» **EXERCISE DESCRIPTION**
Return, from the listing below, each line where the word "tools" appears.

» **ENTRIES SUPPLIED**

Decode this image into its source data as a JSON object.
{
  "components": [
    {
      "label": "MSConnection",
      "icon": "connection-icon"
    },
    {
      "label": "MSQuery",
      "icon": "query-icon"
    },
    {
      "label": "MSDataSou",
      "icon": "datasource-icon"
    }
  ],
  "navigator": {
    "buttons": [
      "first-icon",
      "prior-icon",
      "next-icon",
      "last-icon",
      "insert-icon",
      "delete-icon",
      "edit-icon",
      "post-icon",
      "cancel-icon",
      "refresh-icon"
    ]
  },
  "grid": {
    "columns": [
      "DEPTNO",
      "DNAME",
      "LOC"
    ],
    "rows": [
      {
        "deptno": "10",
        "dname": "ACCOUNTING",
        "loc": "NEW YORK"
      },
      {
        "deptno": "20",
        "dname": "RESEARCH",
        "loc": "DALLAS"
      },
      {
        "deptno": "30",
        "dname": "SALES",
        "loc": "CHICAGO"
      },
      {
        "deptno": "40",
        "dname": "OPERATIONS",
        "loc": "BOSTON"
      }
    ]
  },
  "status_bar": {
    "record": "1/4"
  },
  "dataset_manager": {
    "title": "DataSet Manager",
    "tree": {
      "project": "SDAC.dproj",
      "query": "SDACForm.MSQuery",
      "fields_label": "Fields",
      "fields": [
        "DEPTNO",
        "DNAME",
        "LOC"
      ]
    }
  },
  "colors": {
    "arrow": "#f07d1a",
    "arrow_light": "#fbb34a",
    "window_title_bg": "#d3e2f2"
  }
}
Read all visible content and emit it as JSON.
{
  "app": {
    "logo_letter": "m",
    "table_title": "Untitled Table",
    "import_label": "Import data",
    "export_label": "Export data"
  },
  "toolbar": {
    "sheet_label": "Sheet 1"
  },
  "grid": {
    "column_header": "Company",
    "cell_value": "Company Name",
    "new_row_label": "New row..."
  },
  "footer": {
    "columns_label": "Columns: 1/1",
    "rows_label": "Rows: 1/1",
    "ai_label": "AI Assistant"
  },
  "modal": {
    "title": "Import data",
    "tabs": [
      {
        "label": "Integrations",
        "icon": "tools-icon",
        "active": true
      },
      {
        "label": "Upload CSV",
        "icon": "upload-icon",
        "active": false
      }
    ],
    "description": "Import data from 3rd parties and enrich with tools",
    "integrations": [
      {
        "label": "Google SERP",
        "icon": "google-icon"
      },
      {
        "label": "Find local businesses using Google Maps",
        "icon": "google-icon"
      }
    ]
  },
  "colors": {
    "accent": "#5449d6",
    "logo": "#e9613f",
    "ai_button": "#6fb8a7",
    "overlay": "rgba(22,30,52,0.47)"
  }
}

» **TASK SOLUTION**
        "icon": "tools-icon",
    "description": "Import data from 3rd parties and enrich with tools",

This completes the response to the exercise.